++++ PROVIDED RECORDS

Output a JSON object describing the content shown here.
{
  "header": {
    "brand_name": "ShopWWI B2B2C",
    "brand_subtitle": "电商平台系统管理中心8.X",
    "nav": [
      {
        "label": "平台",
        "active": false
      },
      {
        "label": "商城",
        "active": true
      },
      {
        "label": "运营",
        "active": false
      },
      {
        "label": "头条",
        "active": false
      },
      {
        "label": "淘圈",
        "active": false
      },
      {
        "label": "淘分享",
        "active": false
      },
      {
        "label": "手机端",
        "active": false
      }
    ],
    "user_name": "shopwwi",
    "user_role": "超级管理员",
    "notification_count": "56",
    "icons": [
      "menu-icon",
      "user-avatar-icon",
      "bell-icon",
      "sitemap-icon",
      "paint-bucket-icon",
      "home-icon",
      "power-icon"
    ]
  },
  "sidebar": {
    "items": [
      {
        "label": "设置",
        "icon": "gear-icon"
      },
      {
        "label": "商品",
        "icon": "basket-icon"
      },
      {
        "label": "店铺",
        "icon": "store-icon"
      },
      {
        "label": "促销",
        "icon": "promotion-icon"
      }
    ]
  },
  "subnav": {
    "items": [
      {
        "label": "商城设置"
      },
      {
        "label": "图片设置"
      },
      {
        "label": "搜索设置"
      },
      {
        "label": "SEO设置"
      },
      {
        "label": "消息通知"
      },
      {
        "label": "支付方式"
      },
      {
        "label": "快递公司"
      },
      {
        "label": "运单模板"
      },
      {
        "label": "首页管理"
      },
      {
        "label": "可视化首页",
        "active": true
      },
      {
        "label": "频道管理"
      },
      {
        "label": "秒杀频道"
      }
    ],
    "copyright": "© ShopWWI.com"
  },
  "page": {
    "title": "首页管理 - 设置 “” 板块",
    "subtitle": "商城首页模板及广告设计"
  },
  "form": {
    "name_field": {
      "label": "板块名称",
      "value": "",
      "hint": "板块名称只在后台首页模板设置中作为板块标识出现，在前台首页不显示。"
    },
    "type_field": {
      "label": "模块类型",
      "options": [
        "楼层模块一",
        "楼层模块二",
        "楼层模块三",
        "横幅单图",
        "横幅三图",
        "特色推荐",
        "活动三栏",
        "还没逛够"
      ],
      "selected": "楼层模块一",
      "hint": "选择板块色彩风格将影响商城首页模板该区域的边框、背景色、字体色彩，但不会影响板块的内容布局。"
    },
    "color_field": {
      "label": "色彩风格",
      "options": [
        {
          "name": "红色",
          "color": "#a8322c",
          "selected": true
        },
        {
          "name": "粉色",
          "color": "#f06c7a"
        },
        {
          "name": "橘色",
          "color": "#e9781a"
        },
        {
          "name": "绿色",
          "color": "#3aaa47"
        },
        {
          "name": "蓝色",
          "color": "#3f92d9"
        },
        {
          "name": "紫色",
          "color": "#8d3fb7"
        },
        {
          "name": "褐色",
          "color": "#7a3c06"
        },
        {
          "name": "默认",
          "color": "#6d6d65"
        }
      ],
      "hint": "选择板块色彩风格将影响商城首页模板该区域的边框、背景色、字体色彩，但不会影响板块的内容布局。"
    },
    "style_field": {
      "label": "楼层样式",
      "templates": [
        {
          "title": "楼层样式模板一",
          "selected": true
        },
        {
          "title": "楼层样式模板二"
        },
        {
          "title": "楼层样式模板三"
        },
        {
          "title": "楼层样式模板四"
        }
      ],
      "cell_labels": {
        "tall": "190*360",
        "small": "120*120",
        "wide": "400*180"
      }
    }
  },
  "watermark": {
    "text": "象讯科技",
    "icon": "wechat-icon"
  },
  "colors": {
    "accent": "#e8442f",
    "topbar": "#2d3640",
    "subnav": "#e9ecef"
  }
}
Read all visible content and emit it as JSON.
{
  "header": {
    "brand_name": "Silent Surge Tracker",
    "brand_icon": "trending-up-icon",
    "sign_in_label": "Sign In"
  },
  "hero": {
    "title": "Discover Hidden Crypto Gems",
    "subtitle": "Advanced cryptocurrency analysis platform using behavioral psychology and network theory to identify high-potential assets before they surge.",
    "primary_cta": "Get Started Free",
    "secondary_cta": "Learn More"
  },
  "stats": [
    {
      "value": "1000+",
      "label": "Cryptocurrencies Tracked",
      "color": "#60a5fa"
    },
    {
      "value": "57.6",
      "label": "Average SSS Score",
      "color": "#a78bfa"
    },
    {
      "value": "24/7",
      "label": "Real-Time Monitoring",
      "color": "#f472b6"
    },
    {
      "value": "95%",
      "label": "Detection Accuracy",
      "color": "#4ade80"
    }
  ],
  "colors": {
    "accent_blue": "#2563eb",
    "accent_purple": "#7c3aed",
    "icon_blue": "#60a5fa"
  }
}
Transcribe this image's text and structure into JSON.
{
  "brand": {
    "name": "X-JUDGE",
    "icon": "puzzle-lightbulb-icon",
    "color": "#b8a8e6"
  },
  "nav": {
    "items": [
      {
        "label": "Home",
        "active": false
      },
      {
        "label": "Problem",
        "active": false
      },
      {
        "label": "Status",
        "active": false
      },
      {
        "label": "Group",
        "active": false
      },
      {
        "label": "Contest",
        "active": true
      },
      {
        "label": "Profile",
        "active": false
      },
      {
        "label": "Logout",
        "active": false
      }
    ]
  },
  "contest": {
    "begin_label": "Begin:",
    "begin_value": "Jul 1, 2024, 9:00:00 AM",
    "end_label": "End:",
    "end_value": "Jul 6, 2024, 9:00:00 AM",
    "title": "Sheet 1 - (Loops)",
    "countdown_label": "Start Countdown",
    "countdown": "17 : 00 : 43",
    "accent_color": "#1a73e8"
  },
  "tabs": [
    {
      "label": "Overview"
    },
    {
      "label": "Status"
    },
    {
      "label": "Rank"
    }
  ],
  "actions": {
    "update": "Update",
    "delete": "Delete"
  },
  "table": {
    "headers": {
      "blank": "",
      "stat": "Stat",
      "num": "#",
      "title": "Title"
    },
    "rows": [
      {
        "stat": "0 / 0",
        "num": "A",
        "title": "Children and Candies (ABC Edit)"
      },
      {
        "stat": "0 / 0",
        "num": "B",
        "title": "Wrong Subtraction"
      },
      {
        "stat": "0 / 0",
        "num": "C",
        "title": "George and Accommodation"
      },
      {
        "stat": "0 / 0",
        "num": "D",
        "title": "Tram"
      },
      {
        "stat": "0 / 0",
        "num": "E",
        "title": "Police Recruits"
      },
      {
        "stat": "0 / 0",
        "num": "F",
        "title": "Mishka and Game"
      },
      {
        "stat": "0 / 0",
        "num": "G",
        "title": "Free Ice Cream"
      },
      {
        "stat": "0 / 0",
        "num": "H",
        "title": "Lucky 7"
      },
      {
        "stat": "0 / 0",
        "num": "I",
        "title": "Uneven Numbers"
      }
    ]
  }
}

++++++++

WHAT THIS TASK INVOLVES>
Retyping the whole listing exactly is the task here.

RESPONSE TO THIS TASK>
Output a JSON object describing the content shown here.
{
  "header": {
    "brand_name": "ShopWWI B2B2C",
    "brand_subtitle": "电商平台系统管理中心8.X",
    "nav": [
      {
        "label": "平台",
        "active": false
      },
      {
        "label": "商城",
        "active": true
      },
      {
        "label": "运营",
        "active": false
      },
      {
        "label": "头条",
        "active": false
      },
      {
        "label": "淘圈",
        "active": false
      },
      {
        "label": "淘分享",
        "active": false
      },
      {
        "label": "手机端",
        "active": false
      }
    ],
    "user_name": "shopwwi",
    "user_role": "超级管理员",
    "notification_count": "56",
    "icons": [
      "menu-icon",
      "user-avatar-icon",
      "bell-icon",
      "sitemap-icon",
      "paint-bucket-icon",
      "home-icon",
      "power-icon"
    ]
  },
  "sidebar": {
    "items": [
      {
        "label": "设置",
        "icon": "gear-icon"
      },
      {
        "label": "商品",
        "icon": "basket-icon"
      },
      {
        "label": "店铺",
        "icon": "store-icon"
      },
      {
        "label": "促销",
        "icon": "promotion-icon"
      }
    ]
  },
  "subnav": {
    "items": [
      {
        "label": "商城设置"
      },
      {
        "label": "图片设置"
      },
      {
        "label": "搜索设置"
      },
      {
        "label": "SEO设置"
      },
      {
        "label": "消息通知"
      },
      {
        "label": "支付方式"
      },
      {
        "label": "快递公司"
      },
      {
        "label": "运单模板"
      },
      {
        "label": "首页管理"
      },
      {
        "label": "可视化首页",
        "active": true
      },
      {
        "label": "频道管理"
      },
      {
        "label": "秒杀频道"
      }
    ],
    "copyright": "© ShopWWI.com"
  },
  "page": {
    "title": "首页管理 - 设置 “” 板块",
    "subtitle": "商城首页模板及广告设计"
  },
  "form": {
    "name_field": {
      "label": "板块名称",
      "value": "",
      "hint": "板块名称只在后台首页模板设置中作为板块标识出现，在前台首页不显示。"
    },
    "type_field": {
      "label": "模块类型",
      "options": [
        "楼层模块一",
        "楼层模块二",
        "楼层模块三",
        "横幅单图",
        "横幅三图",
        "特色推荐",
        "活动三栏",
        "还没逛够"
      ],
      "selected": "楼层模块一",
      "hint": "选择板块色彩风格将影响商城首页模板该区域的边框、背景色、字体色彩，但不会影响板块的内容布局。"
    },
    "color_field": {
      "label": "色彩风格",
      "options": [
        {
          "name": "红色",
          "color": "#a8322c",
          "selected": true
        },
        {
          "name": "粉色",
          "color": "#f06c7a"
        },
        {
          "name": "橘色",
          "color": "#e9781a"
        },
        {
          "name": "绿色",
          "color": "#3aaa47"
        },
        {
          "name": "蓝色",
          "color": "#3f92d9"
        },
        {
          "name": "紫色",
          "color": "#8d3fb7"
        },
        {
          "name": "褐色",
          "color": "#7a3c06"
        },
        {
          "name": "默认",
          "color": "#6d6d65"
        }
      ],
      "hint": "选择板块色彩风格将影响商城首页模板该区域的边框、背景色、字体色彩，但不会影响板块的内容布局。"
    },
    "style_field": {
      "label": "楼层样式",
      "templates": [
        {
          "title": "楼层样式模板一",
          "selected": true
        },
        {
          "title": "楼层样式模板二"
        },
        {
          "title": "楼层样式模板三"
        },
        {
          "title": "楼层样式模板四"
        }
      ],
      "cell_labels": {
        "tall": "190*360",
        "small": "120*120",
        "wide": "400*180"
      }
    }
  },
  "watermark": {
    "text": "象讯科技",
    "icon": "wechat-icon"
  },
  "colors": {
    "accent": "#e8442f",
    "topbar": "#2d3640",
    "subnav": "#e9ecef"
  }
}
Read all visible content and emit it as JSON.
{
  "header": {
    "brand_name": "Silent Surge Tracker",
    "brand_icon": "trending-up-icon",
    "sign_in_label": "Sign In"
  },
  "hero": {
    "title": "Discover Hidden Crypto Gems",
    "subtitle": "Advanced cryptocurrency analysis platform using behavioral psychology and network theory to identify high-potential assets before they surge.",
    "primary_cta": "Get Started Free",
    "secondary_cta": "Learn More"
  },
  "stats": [
    {
      "value": "1000+",
      "label": "Cryptocurrencies Tracked",
      "color": "#60a5fa"
    },
    {
      "value": "57.6",
      "label": "Average SSS Score",
      "color": "#a78bfa"
    },
    {
      "value": "24/7",
      "label": "Real-Time Monitoring",
      "color": "#f472b6"
    },
    {
      "value": "95%",
      "label": "Detection Accuracy",
      "color": "#4ade80"
    }
  ],
  "colors": {
    "accent_blue": "#2563eb",
    "accent_purple": "#7c3aed",
    "icon_blue": "#60a5fa"
  }
}
Transcribe this image's text and structure into JSON.
{
  "brand": {
    "name": "X-JUDGE",
    "icon": "puzzle-lightbulb-icon",
    "color": "#b8a8e6"
  },
  "nav": {
    "items": [
      {
        "label": "Home",
        "active": false
      },
      {
        "label": "Problem",
        "active": false
      },
      {
        "label": "Status",
        "active": false
      },
      {
        "label": "Group",
        "active": false
      },
      {
        "label": "Contest",
        "active": true
      },
      {
        "label": "Profile",
        "active": false
      },
      {
        "label": "Logout",
        "active": false
      }
    ]
  },
  "contest": {
    "begin_label": "Begin:",
    "begin_value": "Jul 1, 2024, 9:00:00 AM",
    "end_label": "End:",
    "end_value": "Jul 6, 2024, 9:00:00 AM",
    "title": "Sheet 1 - (Loops)",
    "countdown_label": "Start Countdown",
    "countdown": "17 : 00 : 43",
    "accent_color": "#1a73e8"
  },
  "tabs": [
    {
      "label": "Overview"
    },
    {
      "label": "Status"
    },
    {
      "label": "Rank"
    }
  ],
  "actions": {
    "update": "Update",
    "delete": "Delete"
  },
  "table": {
    "headers": {
      "blank": "",
      "stat": "Stat",
      "num": "#",
      "title": "Title"
    },
    "rows": [
      {
        "stat": "0 / 0",
        "num": "A",
        "title": "Children and Candies (ABC Edit)"
      },
      {
        "stat": "0 / 0",
        "num": "B",
        "title": "Wrong Subtraction"
      },
      {
        "stat": "0 / 0",
        "num": "C",
        "title": "George and Accommodation"
      },
      {
        "stat": "0 / 0",
        "num": "D",
        "title": "Tram"
      },
      {
        "stat": "0 / 0",
        "num": "E",
        "title": "Police Recruits"
      },
      {
        "stat": "0 / 0",
        "num": "F",
        "title": "Mishka and Game"
      },
      {
        "stat": "0 / 0",
        "num": "G",
        "title": "Free Ice Cream"
      },
      {
        "stat": "0 / 0",
        "num": "H",
        "title": "Lucky 7"
      },
      {
        "stat": "0 / 0",
        "num": "I",
        "title": "Uneven Numbers"
      }
    ]
  }
}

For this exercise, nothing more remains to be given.